The lively Elena Sarashevskaya edits the Yiddish section of the main local newspaper, the Birobidzhan Shtern, though she isn't Jewish. "Many authors who write about the region only do so in Yiddish, so it's normal that I wanted to learn it. Initially it was very hard, letters are unusual, you read from right to left, it didn't make sense but I learned slowly and realized that Yiddish was not only a language, it was about Jewish history and literature, our culture," says Ms. Sarashevskaya.
Nowhere are the ties between Jews and non-Jews here clearer than in Birobidzhan's tiny second synagogue, located on the outskirts of the city. It is Sabbath and it could be a 19th- century Jewish village were it not for the phone in the corner. The building is no more than 40 paces long, with low ceilings and a tin roof. A dozen mostly middle-aged parishioners sit on benches, a simple curtain separating men from women.
The rabbi, Dov Kofman, an affable man who walks with a cane, says when the ceremony is over: "I love Israel, my son is now there serving in the army, but this is my fatherland." Suddenly a non-Jewish neighbor stops by to say hello, sitting down on one of the benches. An engineer by training, Yevgeni Stolbov oversaw the construction of most of Birobidzhan, and is now retired.
"I love coming here, I would do anything to help this synagogue, it's part of my life and want to see it here forever," he says as his friend, the rabbi, looks on with a smile."
It seems that Birobidzhan is here to stay and is quickly becoming the center for Yiddish culture. What will we see from this Jewish community in the future? In 2013 Russian authorities announced its initiative to provide an incentive for Jewish expats looking to move to Birobidzhan by offering $8000.00 in relocation costs. It remains to be seen if Jews in the interior of Russian cities will take up the offer. On the downside Birobidzhan has a 10% unemployment rate and is a thoroughway for drug smuggling between China and Russia. As a result the area has a high crime rate.
One thing is for certain, outside of Israel, Birobidzhan is the only region in the world that is experiencing positive growth of the Jewish population.

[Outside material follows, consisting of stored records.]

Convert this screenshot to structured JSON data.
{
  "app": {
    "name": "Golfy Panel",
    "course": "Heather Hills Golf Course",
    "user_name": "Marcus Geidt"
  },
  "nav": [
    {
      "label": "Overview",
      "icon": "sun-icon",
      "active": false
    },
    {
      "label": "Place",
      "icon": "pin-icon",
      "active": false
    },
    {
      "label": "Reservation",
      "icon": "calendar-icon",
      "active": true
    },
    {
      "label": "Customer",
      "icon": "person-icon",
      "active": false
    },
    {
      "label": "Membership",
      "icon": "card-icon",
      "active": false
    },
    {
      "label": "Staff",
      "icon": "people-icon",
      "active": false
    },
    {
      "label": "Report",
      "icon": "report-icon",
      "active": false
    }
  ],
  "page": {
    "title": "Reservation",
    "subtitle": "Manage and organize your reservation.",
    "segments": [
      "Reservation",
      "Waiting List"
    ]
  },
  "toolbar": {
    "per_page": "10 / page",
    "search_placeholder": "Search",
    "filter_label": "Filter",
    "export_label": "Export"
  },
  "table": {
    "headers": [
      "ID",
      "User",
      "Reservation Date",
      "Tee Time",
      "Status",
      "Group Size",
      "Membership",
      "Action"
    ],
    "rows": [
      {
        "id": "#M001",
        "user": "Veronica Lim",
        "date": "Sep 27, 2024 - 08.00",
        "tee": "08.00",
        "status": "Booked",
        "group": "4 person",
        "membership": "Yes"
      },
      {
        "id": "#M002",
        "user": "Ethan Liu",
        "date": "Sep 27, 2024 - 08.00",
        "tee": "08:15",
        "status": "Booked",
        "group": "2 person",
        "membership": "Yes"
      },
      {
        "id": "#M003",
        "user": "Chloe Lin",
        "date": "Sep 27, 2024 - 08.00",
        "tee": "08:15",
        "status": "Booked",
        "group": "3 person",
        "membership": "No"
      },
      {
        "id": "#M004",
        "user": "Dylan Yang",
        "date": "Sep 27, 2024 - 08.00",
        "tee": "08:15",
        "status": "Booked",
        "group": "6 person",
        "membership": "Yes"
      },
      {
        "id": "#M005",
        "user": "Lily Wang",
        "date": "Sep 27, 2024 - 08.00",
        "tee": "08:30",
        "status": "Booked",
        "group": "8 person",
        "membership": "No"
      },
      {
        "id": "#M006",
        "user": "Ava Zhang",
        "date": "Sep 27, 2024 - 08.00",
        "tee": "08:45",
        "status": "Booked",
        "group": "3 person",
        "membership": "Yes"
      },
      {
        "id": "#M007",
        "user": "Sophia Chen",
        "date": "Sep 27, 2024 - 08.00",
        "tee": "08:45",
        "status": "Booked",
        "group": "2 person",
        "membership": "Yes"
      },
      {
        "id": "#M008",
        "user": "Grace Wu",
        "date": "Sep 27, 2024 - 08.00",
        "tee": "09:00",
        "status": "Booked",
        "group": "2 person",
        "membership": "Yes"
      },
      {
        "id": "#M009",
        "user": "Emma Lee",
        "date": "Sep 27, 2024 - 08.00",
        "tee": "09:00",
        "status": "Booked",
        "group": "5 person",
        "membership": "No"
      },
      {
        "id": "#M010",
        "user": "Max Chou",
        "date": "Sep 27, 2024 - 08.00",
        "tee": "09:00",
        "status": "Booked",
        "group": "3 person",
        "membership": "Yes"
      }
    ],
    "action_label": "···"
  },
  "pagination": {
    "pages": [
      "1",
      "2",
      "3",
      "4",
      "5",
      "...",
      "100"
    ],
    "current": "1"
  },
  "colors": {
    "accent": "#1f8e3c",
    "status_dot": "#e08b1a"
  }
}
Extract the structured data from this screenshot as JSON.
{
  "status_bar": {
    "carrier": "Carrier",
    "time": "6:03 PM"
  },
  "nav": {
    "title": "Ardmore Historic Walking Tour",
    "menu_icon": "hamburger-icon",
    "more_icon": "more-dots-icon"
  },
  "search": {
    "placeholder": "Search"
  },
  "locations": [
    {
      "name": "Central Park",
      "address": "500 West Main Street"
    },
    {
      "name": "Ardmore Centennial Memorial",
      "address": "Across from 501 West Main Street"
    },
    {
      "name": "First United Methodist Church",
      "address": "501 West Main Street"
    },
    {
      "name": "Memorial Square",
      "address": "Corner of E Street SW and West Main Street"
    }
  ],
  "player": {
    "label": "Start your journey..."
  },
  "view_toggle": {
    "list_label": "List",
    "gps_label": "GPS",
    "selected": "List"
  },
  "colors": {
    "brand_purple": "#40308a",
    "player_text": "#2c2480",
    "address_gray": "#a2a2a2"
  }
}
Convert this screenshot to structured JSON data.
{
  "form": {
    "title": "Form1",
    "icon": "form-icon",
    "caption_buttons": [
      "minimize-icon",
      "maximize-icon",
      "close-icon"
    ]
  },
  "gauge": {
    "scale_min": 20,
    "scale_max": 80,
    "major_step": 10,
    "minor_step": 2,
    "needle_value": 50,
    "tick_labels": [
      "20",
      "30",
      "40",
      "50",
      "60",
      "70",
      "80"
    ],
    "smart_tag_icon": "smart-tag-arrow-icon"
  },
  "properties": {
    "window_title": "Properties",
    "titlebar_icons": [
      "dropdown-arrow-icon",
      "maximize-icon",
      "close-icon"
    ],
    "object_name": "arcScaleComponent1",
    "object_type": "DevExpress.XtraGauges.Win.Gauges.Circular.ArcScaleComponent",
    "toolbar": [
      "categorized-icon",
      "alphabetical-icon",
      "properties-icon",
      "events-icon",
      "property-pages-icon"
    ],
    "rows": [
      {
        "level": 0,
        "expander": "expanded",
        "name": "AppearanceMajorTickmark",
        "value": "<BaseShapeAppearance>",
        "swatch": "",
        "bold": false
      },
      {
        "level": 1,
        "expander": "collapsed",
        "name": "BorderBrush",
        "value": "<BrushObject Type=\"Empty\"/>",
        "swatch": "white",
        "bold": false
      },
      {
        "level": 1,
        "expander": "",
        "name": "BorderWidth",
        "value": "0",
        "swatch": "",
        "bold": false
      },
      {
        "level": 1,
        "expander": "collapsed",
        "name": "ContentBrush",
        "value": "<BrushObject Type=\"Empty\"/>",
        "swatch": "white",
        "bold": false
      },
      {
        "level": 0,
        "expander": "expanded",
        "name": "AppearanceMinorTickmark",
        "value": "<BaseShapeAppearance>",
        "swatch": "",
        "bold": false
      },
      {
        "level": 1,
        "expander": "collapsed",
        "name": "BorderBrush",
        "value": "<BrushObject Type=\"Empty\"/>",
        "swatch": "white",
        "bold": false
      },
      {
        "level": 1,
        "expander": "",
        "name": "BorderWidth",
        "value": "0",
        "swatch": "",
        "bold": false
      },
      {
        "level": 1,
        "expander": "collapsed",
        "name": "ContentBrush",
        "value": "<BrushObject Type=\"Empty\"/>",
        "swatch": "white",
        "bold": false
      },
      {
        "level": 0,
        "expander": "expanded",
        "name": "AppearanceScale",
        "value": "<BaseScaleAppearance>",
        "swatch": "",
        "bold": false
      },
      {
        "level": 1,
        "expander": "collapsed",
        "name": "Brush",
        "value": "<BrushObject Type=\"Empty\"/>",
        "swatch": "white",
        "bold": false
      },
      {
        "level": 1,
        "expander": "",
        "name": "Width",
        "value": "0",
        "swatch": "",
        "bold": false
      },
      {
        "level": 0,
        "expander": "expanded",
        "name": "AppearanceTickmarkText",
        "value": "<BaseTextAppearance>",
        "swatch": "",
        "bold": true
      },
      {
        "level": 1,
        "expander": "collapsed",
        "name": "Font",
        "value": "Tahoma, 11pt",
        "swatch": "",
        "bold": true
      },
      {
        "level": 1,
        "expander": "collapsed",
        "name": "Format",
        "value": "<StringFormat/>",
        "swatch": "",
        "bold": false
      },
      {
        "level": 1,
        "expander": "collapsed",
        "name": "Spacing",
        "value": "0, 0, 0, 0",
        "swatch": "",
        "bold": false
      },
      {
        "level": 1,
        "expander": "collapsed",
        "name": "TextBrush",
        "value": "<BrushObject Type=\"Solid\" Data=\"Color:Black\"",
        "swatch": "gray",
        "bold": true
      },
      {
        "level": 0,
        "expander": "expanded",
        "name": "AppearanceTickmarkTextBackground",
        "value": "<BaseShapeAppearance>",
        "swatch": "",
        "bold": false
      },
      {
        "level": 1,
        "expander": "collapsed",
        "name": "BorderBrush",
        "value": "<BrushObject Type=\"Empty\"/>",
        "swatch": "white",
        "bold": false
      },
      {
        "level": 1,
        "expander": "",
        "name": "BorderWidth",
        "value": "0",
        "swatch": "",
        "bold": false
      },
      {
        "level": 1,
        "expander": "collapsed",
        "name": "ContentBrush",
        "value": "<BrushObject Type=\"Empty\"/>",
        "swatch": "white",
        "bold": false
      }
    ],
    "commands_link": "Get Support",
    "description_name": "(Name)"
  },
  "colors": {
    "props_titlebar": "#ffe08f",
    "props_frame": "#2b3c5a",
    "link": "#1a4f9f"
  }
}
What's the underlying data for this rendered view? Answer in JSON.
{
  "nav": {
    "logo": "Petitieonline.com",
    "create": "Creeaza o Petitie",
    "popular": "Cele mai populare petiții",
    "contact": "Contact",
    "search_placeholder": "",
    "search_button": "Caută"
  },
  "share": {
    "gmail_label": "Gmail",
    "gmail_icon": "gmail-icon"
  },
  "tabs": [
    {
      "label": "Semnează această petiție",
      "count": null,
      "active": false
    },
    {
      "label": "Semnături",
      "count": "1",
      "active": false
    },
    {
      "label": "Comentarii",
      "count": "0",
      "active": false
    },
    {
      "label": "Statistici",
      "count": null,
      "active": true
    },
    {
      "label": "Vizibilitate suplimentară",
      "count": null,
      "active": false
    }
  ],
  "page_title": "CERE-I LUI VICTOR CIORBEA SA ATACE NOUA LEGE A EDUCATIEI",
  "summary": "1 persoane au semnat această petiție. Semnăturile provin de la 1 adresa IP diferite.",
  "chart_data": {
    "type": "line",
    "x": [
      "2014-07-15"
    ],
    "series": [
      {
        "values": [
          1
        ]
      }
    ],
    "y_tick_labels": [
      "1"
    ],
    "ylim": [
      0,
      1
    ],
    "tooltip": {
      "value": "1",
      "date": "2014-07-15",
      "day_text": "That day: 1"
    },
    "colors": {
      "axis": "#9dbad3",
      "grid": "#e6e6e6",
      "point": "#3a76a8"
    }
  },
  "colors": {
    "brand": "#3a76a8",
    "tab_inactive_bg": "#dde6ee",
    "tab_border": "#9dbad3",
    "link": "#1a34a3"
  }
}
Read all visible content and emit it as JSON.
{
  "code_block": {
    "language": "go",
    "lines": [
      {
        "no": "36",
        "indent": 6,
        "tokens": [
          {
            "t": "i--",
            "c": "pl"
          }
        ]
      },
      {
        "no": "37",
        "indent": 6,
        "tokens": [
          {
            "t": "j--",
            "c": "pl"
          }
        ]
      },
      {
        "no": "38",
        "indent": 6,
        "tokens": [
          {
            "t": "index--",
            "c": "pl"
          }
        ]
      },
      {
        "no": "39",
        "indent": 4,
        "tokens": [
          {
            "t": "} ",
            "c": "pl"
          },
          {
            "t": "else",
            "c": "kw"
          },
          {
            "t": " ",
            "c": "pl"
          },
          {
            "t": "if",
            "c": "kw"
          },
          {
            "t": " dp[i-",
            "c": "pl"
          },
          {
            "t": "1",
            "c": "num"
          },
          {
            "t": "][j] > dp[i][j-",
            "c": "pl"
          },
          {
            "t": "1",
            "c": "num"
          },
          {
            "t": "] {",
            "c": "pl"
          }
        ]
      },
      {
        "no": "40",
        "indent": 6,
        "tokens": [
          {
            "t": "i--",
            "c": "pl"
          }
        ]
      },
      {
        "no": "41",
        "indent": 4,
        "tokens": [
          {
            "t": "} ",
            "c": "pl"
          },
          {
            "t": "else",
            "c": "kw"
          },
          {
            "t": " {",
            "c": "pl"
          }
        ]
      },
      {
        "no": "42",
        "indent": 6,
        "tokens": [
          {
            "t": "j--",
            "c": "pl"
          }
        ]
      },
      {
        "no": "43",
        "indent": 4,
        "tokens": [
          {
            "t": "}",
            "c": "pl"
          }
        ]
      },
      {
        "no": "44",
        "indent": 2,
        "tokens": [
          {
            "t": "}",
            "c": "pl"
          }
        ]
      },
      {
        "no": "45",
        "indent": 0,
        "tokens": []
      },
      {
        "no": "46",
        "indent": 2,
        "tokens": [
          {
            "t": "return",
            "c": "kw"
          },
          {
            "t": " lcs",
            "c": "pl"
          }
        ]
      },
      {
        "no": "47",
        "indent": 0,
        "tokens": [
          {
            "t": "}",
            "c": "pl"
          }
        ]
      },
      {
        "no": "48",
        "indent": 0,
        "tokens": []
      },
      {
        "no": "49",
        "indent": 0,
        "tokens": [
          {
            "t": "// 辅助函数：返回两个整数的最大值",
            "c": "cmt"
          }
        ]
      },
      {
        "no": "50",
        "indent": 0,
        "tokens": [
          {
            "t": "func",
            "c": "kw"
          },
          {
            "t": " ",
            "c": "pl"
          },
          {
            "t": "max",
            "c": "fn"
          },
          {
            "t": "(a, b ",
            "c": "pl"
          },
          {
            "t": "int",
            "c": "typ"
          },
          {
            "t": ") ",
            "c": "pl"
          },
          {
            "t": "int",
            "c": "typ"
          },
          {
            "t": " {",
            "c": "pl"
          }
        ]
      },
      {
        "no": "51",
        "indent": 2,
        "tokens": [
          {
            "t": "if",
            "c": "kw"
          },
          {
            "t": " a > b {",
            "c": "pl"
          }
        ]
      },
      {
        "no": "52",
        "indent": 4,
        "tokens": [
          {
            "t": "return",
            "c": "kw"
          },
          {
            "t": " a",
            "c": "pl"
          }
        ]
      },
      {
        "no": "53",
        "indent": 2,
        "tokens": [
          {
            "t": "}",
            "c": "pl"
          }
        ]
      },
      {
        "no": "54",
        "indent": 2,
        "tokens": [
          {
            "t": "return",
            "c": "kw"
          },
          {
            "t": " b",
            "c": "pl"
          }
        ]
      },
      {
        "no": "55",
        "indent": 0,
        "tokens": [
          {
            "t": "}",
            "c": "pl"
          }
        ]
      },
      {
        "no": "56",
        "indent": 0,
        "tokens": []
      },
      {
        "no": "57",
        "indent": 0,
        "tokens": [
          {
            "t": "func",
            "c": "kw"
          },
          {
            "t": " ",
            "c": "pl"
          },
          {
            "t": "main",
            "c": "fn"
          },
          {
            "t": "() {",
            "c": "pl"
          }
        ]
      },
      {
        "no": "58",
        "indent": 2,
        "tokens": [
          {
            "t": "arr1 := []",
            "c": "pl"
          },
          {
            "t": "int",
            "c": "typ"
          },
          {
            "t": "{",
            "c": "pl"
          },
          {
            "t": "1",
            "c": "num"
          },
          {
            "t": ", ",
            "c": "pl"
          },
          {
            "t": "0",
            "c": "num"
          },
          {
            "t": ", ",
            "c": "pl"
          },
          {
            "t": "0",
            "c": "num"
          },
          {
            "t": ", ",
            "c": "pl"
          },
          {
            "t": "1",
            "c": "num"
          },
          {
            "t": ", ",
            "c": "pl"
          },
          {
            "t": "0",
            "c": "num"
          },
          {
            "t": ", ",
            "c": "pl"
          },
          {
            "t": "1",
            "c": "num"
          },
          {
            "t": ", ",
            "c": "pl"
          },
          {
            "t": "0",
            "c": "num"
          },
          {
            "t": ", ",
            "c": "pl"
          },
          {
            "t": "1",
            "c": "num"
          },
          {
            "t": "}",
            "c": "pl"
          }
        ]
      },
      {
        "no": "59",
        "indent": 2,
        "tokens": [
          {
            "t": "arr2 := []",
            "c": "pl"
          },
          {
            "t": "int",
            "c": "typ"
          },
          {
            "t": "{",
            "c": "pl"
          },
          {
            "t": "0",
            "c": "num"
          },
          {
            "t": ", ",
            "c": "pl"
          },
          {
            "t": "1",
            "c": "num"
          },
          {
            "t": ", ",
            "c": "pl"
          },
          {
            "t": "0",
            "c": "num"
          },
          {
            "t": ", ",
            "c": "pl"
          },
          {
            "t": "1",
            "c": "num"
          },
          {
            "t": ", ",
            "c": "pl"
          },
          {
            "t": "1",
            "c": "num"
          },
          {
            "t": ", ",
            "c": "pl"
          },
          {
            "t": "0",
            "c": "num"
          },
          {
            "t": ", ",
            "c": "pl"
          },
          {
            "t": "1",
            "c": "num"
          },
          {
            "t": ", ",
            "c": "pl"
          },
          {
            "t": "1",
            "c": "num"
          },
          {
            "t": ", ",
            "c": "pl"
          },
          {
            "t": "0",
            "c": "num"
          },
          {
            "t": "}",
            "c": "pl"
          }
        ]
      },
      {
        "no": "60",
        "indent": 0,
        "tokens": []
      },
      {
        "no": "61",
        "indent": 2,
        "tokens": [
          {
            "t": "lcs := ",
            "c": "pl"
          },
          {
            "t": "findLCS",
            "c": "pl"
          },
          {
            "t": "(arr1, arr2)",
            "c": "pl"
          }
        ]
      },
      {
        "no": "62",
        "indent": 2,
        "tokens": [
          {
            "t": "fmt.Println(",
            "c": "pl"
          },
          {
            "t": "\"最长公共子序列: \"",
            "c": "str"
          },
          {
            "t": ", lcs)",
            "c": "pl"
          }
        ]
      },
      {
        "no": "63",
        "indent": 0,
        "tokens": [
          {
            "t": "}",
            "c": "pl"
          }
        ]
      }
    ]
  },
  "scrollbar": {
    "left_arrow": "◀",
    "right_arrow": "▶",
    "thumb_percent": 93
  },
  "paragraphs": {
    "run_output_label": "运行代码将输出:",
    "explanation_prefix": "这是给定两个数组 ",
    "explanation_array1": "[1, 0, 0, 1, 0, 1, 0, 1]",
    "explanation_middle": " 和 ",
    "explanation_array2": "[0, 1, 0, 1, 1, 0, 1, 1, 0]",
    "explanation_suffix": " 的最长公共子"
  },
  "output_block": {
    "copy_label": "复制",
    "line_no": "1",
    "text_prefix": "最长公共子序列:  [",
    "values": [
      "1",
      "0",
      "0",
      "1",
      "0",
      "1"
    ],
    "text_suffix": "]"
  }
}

Judaism in the West is on the decline and we may be witnessing the growth of Judaism in the Far East.